What makes your school great? Our school has been around since 1975. We strive to educate and nurture each and every child. The ELC has always been outstanding in their ability to foster children in their development of empathy, respect and acceptance of others. We teach kindness and cooperation, incorporate team-building activities and social skills in an age appropriate play-based manner. During my 20 years at ELC, the families that have shared their children with me have become treasured friends. Our school is a shining example of what it means for a community to come together. It truly “takes a village” and we work closely with family members to foster growth in their children so that they will have a successful and confident future.

What do you love most about teaching? The best part of teaching is watching children experience an “aha” moment when you know that they truly understand what you are teaching them by the way their face lights up. After so many years of teaching, I am refreshed every year with each new group of students; their challenges and their successes.

How do your students inspire you?

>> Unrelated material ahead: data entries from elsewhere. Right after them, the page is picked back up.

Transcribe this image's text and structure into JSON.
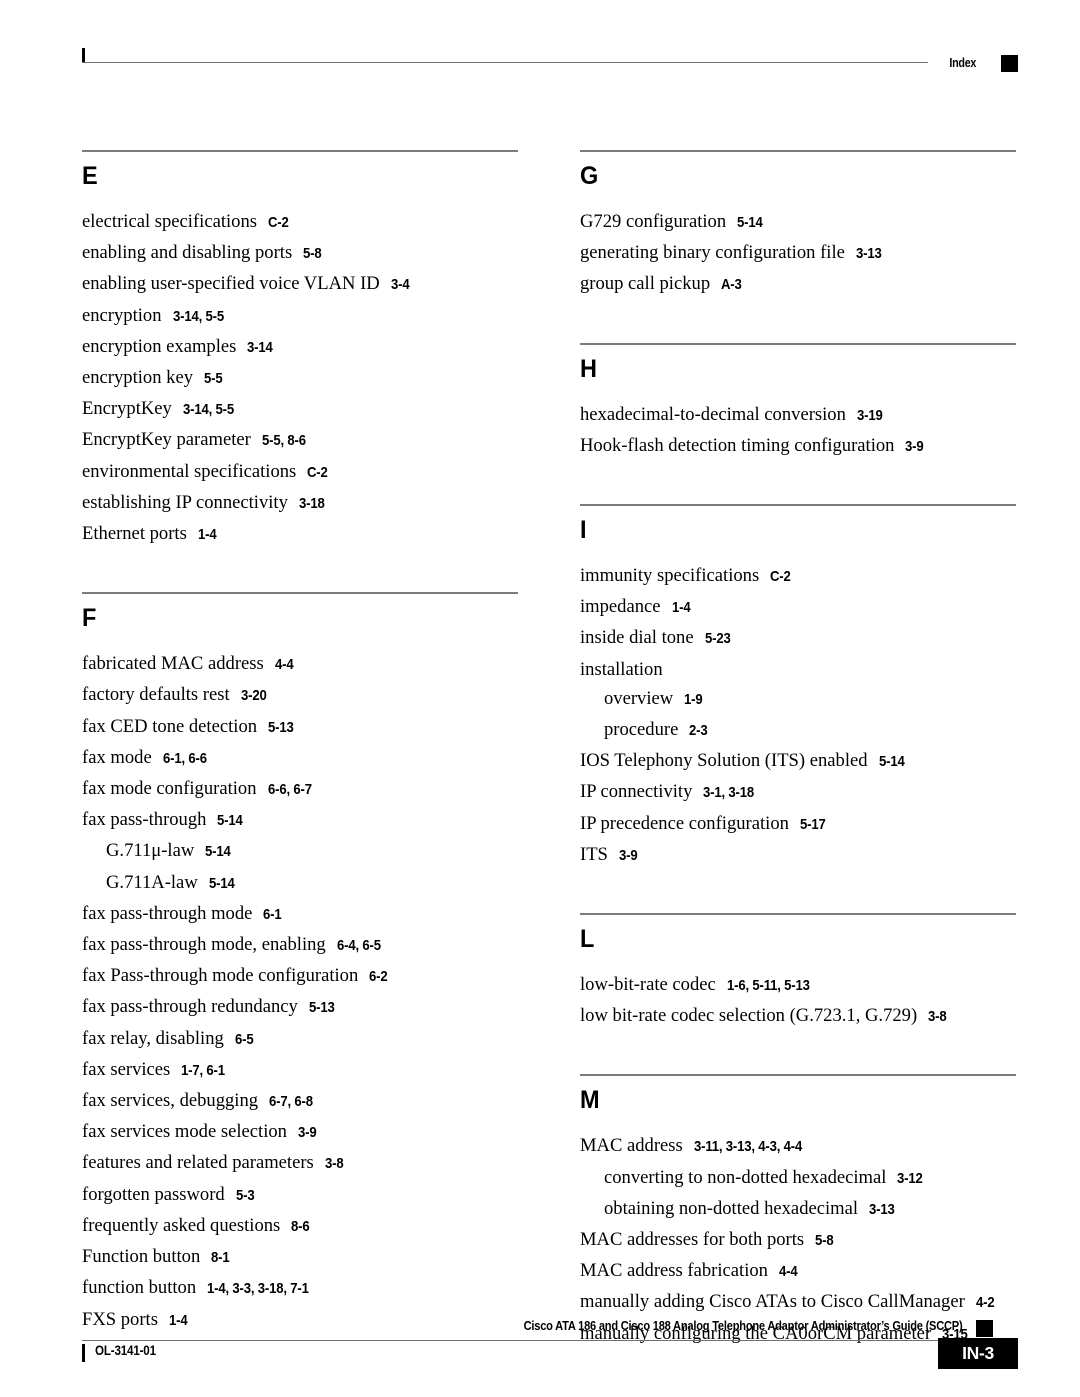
{
  "header": {
    "label": "Index"
  },
  "footer": {
    "title": "Cisco ATA 186 and Cisco 188 Analog Telephone Adaptor Administrator’s Guide (SCCP)",
    "doc_id": "OL-3141-01",
    "page_number": "IN-3"
  },
  "columns": [
    {
      "groups": [
        {
          "letter": "E",
          "entries": [
            {
              "term": "electrical specifications",
              "refs": "C-2",
              "level": 0
            },
            {
              "term": "enabling and disabling ports",
              "refs": "5-8",
              "level": 0
            },
            {
              "term": "enabling user-specified voice VLAN ID",
              "refs": "3-4",
              "level": 0
            },
            {
              "term": "encryption",
              "refs": "3-14, 5-5",
              "level": 0
            },
            {
              "term": "encryption examples",
              "refs": "3-14",
              "level": 0
            },
            {
              "term": "encryption key",
              "refs": "5-5",
              "level": 0
            },
            {
              "term": "EncryptKey",
              "refs": "3-14, 5-5",
              "level": 0
            },
            {
              "term": "EncryptKey parameter",
              "refs": "5-5, 8-6",
              "level": 0
            },
            {
              "term": "environmental specifications",
              "refs": "C-2",
              "level": 0
            },
            {
              "term": "establishing IP connectivity",
              "refs": "3-18",
              "level": 0
            },
            {
              "term": "Ethernet ports",
              "refs": "1-4",
              "level": 0
            }
          ]
        },
        {
          "letter": "F",
          "entries": [
            {
              "term": "fabricated MAC address",
              "refs": "4-4",
              "level": 0
            },
            {
              "term": "factory defaults rest",
              "refs": "3-20",
              "level": 0
            },
            {
              "term": "fax CED tone detection",
              "refs": "5-13",
              "level": 0
            },
            {
              "term": "fax mode",
              "refs": "6-1, 6-6",
              "level": 0
            },
            {
              "term": "fax mode configuration",
              "refs": "6-6, 6-7",
              "level": 0
            },
            {
              "term": "fax pass-through",
              "refs": "5-14",
              "level": 0
            },
            {
              "term": "G.711μ-law",
              "refs": "5-14",
              "level": 1
            },
            {
              "term": "G.711A-law",
              "refs": "5-14",
              "level": 1
            },
            {
              "term": "fax pass-through mode",
              "refs": "6-1",
              "level": 0
            },
            {
              "term": "fax pass-through mode, enabling",
              "refs": "6-4, 6-5",
              "level": 0
            },
            {
              "term": "fax Pass-through mode configuration",
              "refs": "6-2",
              "level": 0
            },
            {
              "term": "fax pass-through redundancy",
              "refs": "5-13",
              "level": 0
            },
            {
              "term": "fax relay, disabling",
              "refs": "6-5",
              "level": 0
            },
            {
              "term": "fax services",
              "refs": "1-7, 6-1",
              "level": 0
            },
            {
              "term": "fax services, debugging",
              "refs": "6-7, 6-8",
              "level": 0
            },
            {
              "term": "fax services mode selection",
              "refs": "3-9",
              "level": 0
            },
            {
              "term": "features and related parameters",
              "refs": "3-8",
              "level": 0
            },
            {
              "term": "forgotten password",
              "refs": "5-3",
              "level": 0
            },
            {
              "term": "frequently asked questions",
              "refs": "8-6",
              "level": 0
            },
            {
              "term": "Function button",
              "refs": "8-1",
              "level": 0
            },
            {
              "term": "function button",
              "refs": "1-4, 3-3, 3-18, 7-1",
              "level": 0
            },
            {
              "term": "FXS ports",
              "refs": "1-4",
              "level": 0
            }
          ]
        }
      ]
    },
    {
      "groups": [
        {
          "letter": "G",
          "entries": [
            {
              "term": "G729 configuration",
              "refs": "5-14",
              "level": 0
            },
            {
              "term": "generating binary configuration file",
              "refs": "3-13",
              "level": 0
            },
            {
              "term": "group call pickup",
              "refs": "A-3",
              "level": 0
            }
          ]
        },
        {
          "letter": "H",
          "entries": [
            {
              "term": "hexadecimal-to-decimal conversion",
              "refs": "3-19",
              "level": 0
            },
            {
              "term": "Hook-flash detection timing configuration",
              "refs": "3-9",
              "level": 0
            }
          ]
        },
        {
          "letter": "I",
          "entries": [
            {
              "term": "immunity specifications",
              "refs": "C-2",
              "level": 0
            },
            {
              "term": "impedance",
              "refs": "1-4",
              "level": 0
            },
            {
              "term": "inside dial tone",
              "refs": "5-23",
              "level": 0
            },
            {
              "term": "installation",
              "refs": "",
              "level": 0
            },
            {
              "term": "overview",
              "refs": "1-9",
              "level": 1
            },
            {
              "term": "procedure",
              "refs": "2-3",
              "level": 1
            },
            {
              "term": "IOS Telephony Solution (ITS) enabled",
              "refs": "5-14",
              "level": 0
            },
            {
              "term": "IP connectivity",
              "refs": "3-1, 3-18",
              "level": 0
            },
            {
              "term": "IP precedence configuration",
              "refs": "5-17",
              "level": 0
            },
            {
              "term": "ITS",
              "refs": "3-9",
              "level": 0
            }
          ]
        },
        {
          "letter": "L",
          "entries": [
            {
              "term": "low-bit-rate codec",
              "refs": "1-6, 5-11, 5-13",
              "level": 0
            },
            {
              "term": "low bit-rate codec selection (G.723.1, G.729)",
              "refs": "3-8",
              "level": 0
            }
          ]
        },
        {
          "letter": "M",
          "entries": [
            {
              "term": "MAC address",
              "refs": "3-11, 3-13, 4-3, 4-4",
              "level": 0
            },
            {
              "term": "converting to non-dotted hexadecimal",
              "refs": "3-12",
              "level": 1
            },
            {
              "term": "obtaining non-dotted hexadecimal",
              "refs": "3-13",
              "level": 1
            },
            {
              "term": "MAC addresses for both ports",
              "refs": "5-8",
              "level": 0
            },
            {
              "term": "MAC address fabrication",
              "refs": "4-4",
              "level": 0
            },
            {
              "term": "manually adding Cisco ATAs to Cisco CallManager",
              "refs": "4-2",
              "level": 0
            },
            {
              "term": "manually configuring the CA0orCM parameter",
              "refs": "3-15",
              "level": 0
            }
          ]
        }
      ]
    }
  ]
}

I am inspired by a child’s sense of wonder and enthusiasm for learning something new. I am also inspired by those who struggle with learning, both socially and academically, to strive to find new and creative ways to help them be successful in everything they do.

Saki Rahman

Co-head Teacher, combined first
and second grade class
Daycroft Montessori


I have been teaching at Daycroft Montessori School for twenty seven years and teach math, culture and science to first and second grade students.

I thoroughly enjoy teaching students at the lower elementary level. They are not only endearing at the age of six and seven, but able to share goodwill easily. The enthusiasm with which children listen, learn and absorb is infectious. It draws me into their world. It’s also touching to witness how caring and protective the older peers often become toward the younger ones, in this combined classroom structure; be it helping them with shoe laces, work, or play. To follow this relatively long journey, as they grow and mature, step by step, until they exit toward third grade, is a delightful and genuinely emotional experience. I think of it as a gift to cherish.

What makes your school great? Daycroft deserves its reputation as an enduring, respectful, diverse and productive institution. It has always held a charm of its own, borne from years of acceptance of that part of Montessori philosophy which believes in nurturing the whole child, while emphasizing commitment to academic excellence. So much of Daycroft’s achievement is due to the deep involvement of devoted parents, a dedicated faculty and a highly supportive administration. I am proud to be part of my school’s heritage.

What do you love most about teaching? I love teaching because it helps me as much as it helps the children to become life-long learners and we both can make a difference in each other’s lives. I never underestimate the child’s own depth of knowledge on various subjects. They never cease to amaze me! I feel the joy that all teachers feel when they share the happiness of a child for whatever reason: overcoming a challenge, completing a normal or daunting task, creating or sharing something of value. I feel equally good when I listen to their problems and resolve them or comfort them adequately. The passion I feel in wanting to bring out the best and striving to help a child become who he or she is meant to be, makes teaching a truly meaningful experience for me.

How do your students inspire you? At any given moment in the classroom, their vibrant personalities are the force behind my energy and motivation to help both of us succeed. Working with children makes me feel humble. Their natural sense of kindness and compassion is a constant reminder of who they really are. Simple praise from me, as a teacher, can reap manifold acts of kindness from a child, and reminds me of how mindful I need to be to grant deserved praise to each child. They are the beacon of hope and peace in this world. We need to do whatever it takes to uphold their faith in such universal values.